Researcht topic and main goals of the BrainTrain project

Until recently, fundamental issues regarding brain function have been addressed primarily using full reductionist approaches. This has led to the identification of many individual genes and proteins with (possible) key roles.
In order to understand brain function and to design rational treatment strategies for brain disorders, we need to use multidisciplinary approaches to reveal the extended genetic and protein networks that underlie cellular function and orchestrate the complexity of neuronal circuitry, and that ultimately translate into complex (abberant) behavior.

Working at different levels of organization (molecular, network or whole organism) individual members of the BrainTrain consortium have recently made important progress in unravelling the principles of neuronal complexity. Members are also engaged in the description of gene regulatory and transcriptional network within larger neuronal networks.

Partners have discovered novel principles of how neurons pass information onto other neurons, and how to share transmitter vesicles among synapses. Gene-cascades that modulate synaptic transmission have been characterized and how modulation of individual synapses affects network properties has been unravelled.

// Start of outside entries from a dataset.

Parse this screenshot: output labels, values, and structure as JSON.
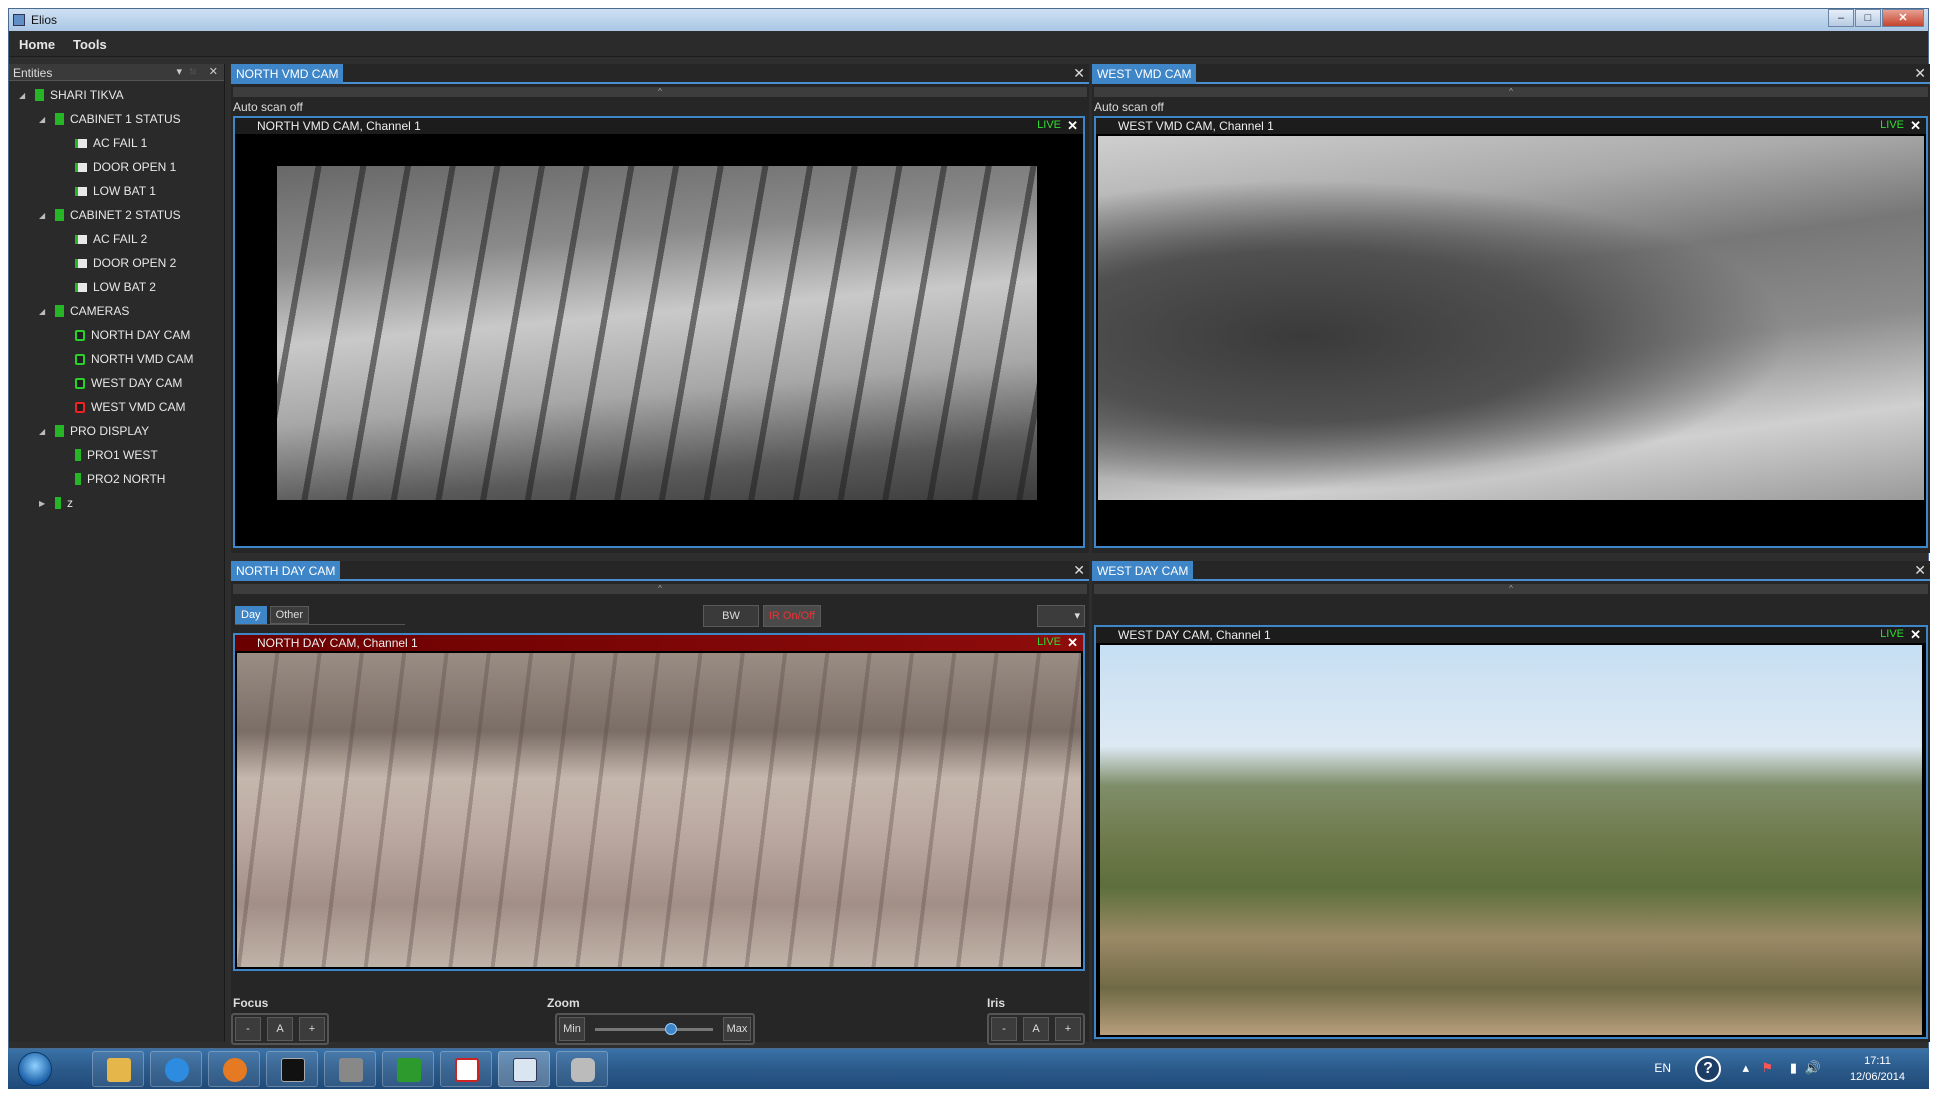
{
  "window": {
    "title": "Elios"
  },
  "window_controls": {
    "minimize": "–",
    "maximize": "□",
    "close": "✕"
  },
  "menu": {
    "items": [
      "Home",
      "Tools"
    ]
  },
  "sidebar": {
    "header": "Entities",
    "header_controls": {
      "dropdown": "▾",
      "pin": "◾",
      "close": "✕"
    },
    "tree": [
      {
        "label": "SHARI TIKVA",
        "level": 0,
        "icon": "group",
        "expander": "◢"
      },
      {
        "label": "CABINET 1 STATUS",
        "level": 1,
        "icon": "group",
        "expander": "◢"
      },
      {
        "label": "AC FAIL 1",
        "level": 2,
        "icon": "sensor",
        "expander": ""
      },
      {
        "label": "DOOR OPEN 1",
        "level": 2,
        "icon": "sensor",
        "expander": ""
      },
      {
        "label": "LOW BAT 1",
        "level": 2,
        "icon": "sensor",
        "expander": ""
      },
      {
        "label": "CABINET 2 STATUS",
        "level": 1,
        "icon": "group",
        "expander": "◢"
      },
      {
        "label": "AC FAIL 2",
        "level": 2,
        "icon": "sensor",
        "expander": ""
      },
      {
        "label": "DOOR OPEN 2",
        "level": 2,
        "icon": "sensor",
        "expander": ""
      },
      {
        "label": "LOW BAT 2",
        "level": 2,
        "icon": "sensor",
        "expander": ""
      },
      {
        "label": "CAMERAS",
        "level": 1,
        "icon": "group",
        "expander": "◢"
      },
      {
        "label": "NORTH DAY CAM",
        "level": 2,
        "icon": "cam",
        "expander": ""
      },
      {
        "label": "NORTH VMD CAM",
        "level": 2,
        "icon": "cam",
        "expander": ""
      },
      {
        "label": "WEST DAY CAM",
        "level": 2,
        "icon": "cam",
        "expander": ""
      },
      {
        "label": "WEST VMD CAM",
        "level": 2,
        "icon": "cam-alert",
        "expander": ""
      },
      {
        "label": "PRO DISPLAY",
        "level": 1,
        "icon": "group",
        "expander": "◢"
      },
      {
        "label": "PRO1 WEST",
        "level": 2,
        "icon": "bar",
        "expander": ""
      },
      {
        "label": "PRO2 NORTH",
        "level": 2,
        "icon": "bar",
        "expander": ""
      },
      {
        "label": "z",
        "level": 1,
        "icon": "bar",
        "expander": "▶"
      }
    ]
  },
  "panels": {
    "north_vmd": {
      "tab": "NORTH VMD CAM",
      "close": "✕",
      "collapse": "^",
      "scan": "Auto scan off",
      "video": {
        "title": "NORTH VMD CAM, Channel  1",
        "live": "LIVE",
        "close": "✕"
      }
    },
    "west_vmd": {
      "tab": "WEST VMD CAM",
      "close": "✕",
      "collapse": "^",
      "scan": "Auto scan off",
      "video": {
        "title": "WEST VMD CAM, Channel  1",
        "live": "LIVE",
        "close": "✕"
      }
    },
    "north_day": {
      "tab": "NORTH DAY CAM",
      "close": "✕",
      "collapse": "^",
      "mode_tabs": [
        "Day",
        "Other"
      ],
      "bw_button": "BW",
      "ir_button": "IR On/Off",
      "dropdown": "▾",
      "video": {
        "title": "NORTH DAY CAM, Channel  1",
        "live": "LIVE",
        "close": "✕"
      },
      "focus": {
        "label": "Focus",
        "minus": "-",
        "auto": "A",
        "plus": "+"
      },
      "zoom": {
        "label": "Zoom",
        "min": "Min",
        "max": "Max",
        "level": 0.65
      },
      "iris": {
        "label": "Iris",
        "minus": "-",
        "auto": "A",
        "plus": "+"
      }
    },
    "west_day": {
      "tab": "WEST DAY CAM",
      "close": "✕",
      "collapse": "^",
      "video": {
        "title": "WEST DAY CAM, Channel  1",
        "live": "LIVE",
        "close": "✕"
      }
    }
  },
  "taskbar": {
    "tray": {
      "lang": "EN",
      "help": "?",
      "time": "17:11",
      "date": "12/06/2014",
      "arrow": "▴",
      "flag": "⚑",
      "signal": "▮",
      "volume": "🔊"
    }
  },
  "colors": {
    "accent": "#3f86c8",
    "live": "#33dd33",
    "status_green": "#26b526",
    "alert_red": "#e22222"
  }
}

Loci and genes for several major brain disorders have been discovered by BrainTrain participants and novel strategies to identify genetic variations that contribute to complex brain disorders have been designed.

In addition, well-characterized patient populations (cohorts) have been collected within the consortium.

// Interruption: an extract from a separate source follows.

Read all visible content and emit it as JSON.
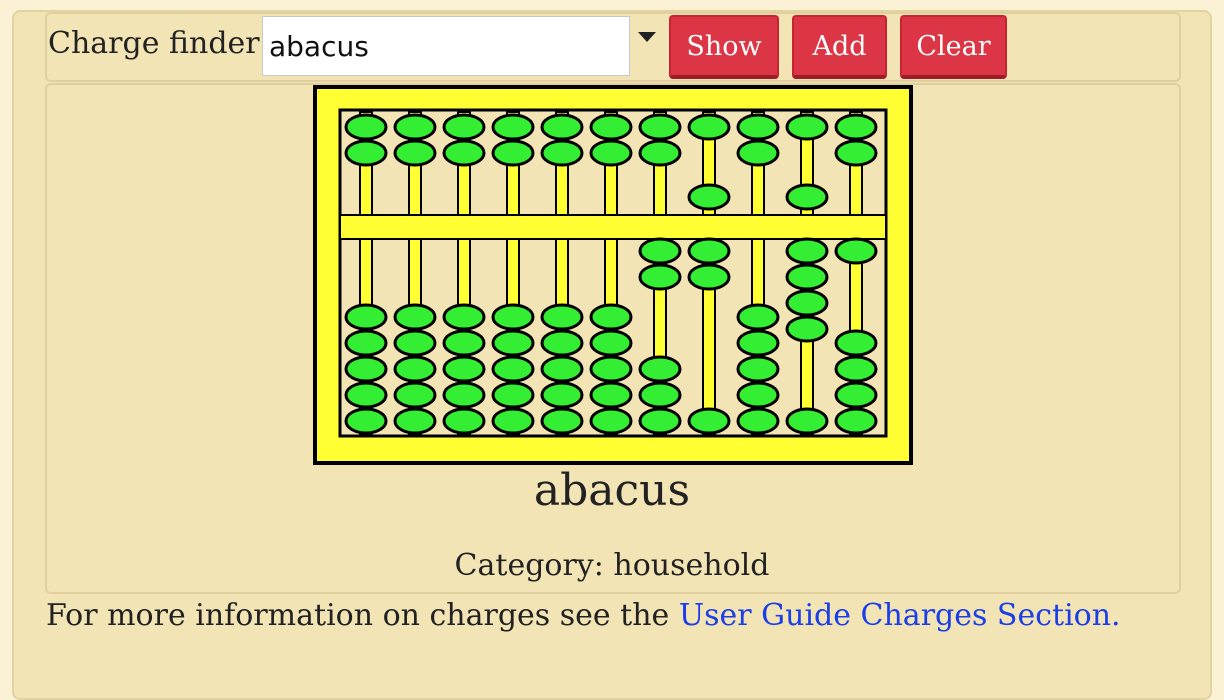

  • Events

    Training: students can apply for the oncoming courses and workshops >Read more

  • Video

  • JoVE video paper

    JoVE, the Journal of Visualized Experiments gives the opportunity to share a method with the science community by actually showing how to prepare and perform an experiment. We used the opportunity to create a video-methods paper of the well-established calcium imaging technique in immature brain slices.

    >Read more